▸ Data for this task
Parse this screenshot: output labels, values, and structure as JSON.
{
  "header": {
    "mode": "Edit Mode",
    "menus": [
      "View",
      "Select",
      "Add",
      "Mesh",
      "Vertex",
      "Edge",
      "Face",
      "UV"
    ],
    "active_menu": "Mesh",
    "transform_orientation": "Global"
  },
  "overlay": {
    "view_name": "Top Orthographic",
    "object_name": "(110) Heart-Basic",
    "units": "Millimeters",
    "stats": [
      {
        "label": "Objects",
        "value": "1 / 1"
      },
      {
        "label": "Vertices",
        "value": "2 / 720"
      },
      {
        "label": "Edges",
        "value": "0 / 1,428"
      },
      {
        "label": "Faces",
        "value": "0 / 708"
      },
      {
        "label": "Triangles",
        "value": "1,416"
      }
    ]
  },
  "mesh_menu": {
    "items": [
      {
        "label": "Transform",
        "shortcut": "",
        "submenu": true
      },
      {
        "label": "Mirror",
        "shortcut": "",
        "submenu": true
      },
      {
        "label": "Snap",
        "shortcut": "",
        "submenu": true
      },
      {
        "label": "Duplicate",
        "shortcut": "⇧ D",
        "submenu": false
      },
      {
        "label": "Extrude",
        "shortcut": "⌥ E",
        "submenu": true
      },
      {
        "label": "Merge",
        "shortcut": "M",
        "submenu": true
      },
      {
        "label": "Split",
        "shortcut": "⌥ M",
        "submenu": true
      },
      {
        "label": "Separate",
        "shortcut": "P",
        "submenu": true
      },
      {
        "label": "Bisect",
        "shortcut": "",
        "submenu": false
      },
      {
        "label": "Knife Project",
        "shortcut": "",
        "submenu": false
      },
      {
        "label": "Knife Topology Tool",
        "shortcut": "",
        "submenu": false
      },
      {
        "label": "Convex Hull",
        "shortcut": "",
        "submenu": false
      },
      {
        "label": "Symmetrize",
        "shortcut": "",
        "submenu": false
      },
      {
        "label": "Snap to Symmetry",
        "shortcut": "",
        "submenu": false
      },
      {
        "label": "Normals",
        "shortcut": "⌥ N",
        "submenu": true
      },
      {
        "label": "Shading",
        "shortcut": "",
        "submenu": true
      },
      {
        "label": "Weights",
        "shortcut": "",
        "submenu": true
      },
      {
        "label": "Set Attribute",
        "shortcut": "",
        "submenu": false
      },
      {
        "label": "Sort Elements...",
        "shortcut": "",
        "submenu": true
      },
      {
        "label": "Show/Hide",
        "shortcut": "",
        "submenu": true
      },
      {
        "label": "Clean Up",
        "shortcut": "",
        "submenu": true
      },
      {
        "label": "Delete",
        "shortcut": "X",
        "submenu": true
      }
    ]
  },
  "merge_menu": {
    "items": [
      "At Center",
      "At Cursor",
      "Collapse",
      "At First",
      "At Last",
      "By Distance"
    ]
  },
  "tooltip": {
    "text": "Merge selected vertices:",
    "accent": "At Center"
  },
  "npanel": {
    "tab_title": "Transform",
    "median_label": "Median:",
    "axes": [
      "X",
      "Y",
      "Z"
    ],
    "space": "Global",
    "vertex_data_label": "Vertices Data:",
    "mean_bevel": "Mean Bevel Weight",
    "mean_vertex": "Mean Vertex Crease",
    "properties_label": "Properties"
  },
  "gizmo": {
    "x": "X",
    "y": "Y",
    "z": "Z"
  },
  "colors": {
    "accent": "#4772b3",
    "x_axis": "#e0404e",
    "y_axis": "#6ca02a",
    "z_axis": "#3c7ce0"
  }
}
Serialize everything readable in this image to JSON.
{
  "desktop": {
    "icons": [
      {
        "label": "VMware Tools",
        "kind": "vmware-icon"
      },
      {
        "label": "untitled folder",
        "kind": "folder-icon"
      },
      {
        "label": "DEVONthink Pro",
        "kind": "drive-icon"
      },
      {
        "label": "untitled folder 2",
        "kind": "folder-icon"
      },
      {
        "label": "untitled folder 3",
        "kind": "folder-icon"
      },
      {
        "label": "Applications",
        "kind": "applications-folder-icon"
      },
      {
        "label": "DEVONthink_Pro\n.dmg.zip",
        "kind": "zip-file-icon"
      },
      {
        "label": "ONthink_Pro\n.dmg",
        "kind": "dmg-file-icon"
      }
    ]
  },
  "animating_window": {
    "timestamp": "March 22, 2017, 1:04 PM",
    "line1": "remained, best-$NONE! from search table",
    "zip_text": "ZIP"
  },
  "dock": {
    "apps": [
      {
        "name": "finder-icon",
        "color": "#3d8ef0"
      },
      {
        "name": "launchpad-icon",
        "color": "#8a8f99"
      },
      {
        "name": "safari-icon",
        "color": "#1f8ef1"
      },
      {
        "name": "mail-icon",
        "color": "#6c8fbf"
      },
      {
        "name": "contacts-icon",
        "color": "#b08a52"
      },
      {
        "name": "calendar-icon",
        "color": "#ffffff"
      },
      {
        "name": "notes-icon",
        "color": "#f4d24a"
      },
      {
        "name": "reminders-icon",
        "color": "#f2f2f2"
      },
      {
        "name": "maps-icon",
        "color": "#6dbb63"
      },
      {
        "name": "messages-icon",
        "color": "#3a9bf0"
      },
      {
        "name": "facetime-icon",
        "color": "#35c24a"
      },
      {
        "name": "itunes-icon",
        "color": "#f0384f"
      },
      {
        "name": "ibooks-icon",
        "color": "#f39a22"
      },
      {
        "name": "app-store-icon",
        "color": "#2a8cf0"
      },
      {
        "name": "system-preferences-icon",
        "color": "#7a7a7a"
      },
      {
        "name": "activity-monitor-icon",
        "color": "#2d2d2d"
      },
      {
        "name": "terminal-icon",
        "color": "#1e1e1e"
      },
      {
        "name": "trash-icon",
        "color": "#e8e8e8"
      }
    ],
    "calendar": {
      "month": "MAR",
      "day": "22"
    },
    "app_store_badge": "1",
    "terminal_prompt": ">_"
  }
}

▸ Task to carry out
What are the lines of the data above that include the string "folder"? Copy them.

▸ Reply
        "label": "untitled folder",
        "kind": "folder-icon"
        "label": "untitled folder 2",
        "kind": "folder-icon"
        "label": "untitled folder 3",
        "kind": "folder-icon"
        "kind": "applications-folder-icon"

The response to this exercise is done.